John Hazell, Netcopy 
A service through which publishers with significant paper archives can turn those archives into digitized, subject-specific articles that can be published online to harness additional search traffic. The A&N Media judges validated the concept on the spot saying that they have a similar effort under way, although not exactly the same.
Ali Ahmed, Lutebox 
A social shopping site with a special emphasis on video-based collaborative discussions and screen sharing capabilities. Ali has gathered a good number of retailers and has started monetizing through an affiliate model whereby retailers receiving traffic through the site fulfill the orders. Again, an interesting concept targeted towards women 22-44 to begin with.
The winners of that contest were: Brian Pietras, SpareSquare; Timothy Armoo, Doodlar; John Hazell, Netcopy; and Ali Ahmed, Lutebox. In addition to these relatively early stage companies, I want to also introduce you to LanguageLab, a company that is already quite successful, generating $5M+ in annual revenue. The company is co-founded by Shiv Rajendran and David Kaskel in 2005, the company focuses on digital learning for languages in an interesting yet contextual virtual environment.

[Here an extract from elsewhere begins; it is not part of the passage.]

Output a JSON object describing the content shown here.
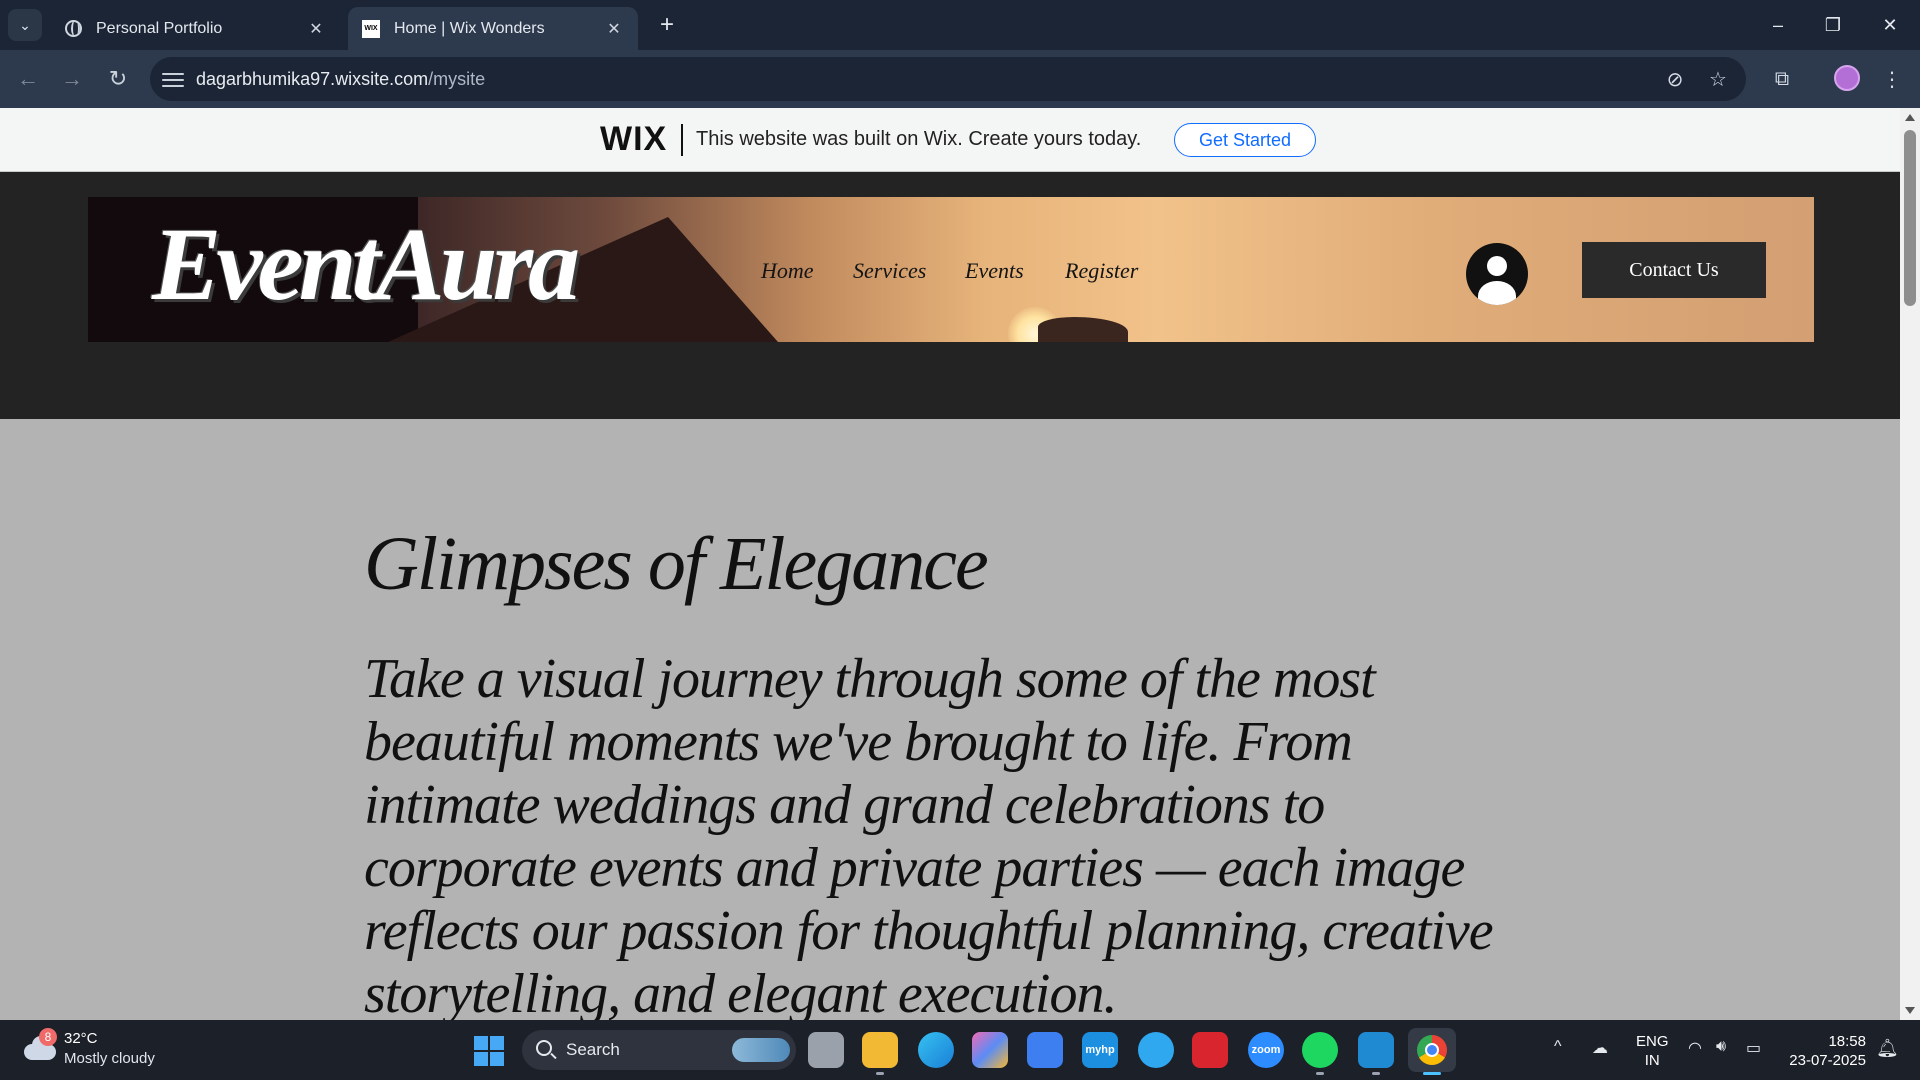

LanguageLab teaches English in more than 70 countries using audio-visual virtual environments. Currently Language Labs caters to large corporations including Chevron, DHL, Emerson, Air France, the British Council, and more. Language Labs is growing at a rate of 300-400% per year, and taps into a consumer market of a billion individuals wanting to learn English. It is fitting that the English teach English to the world!
The UK is in dire need of economic regeneration, and a concerted effort at entrepreneurship development is the only way this would happen. We are happy to help!
British Landscape  Photo via Shutterstock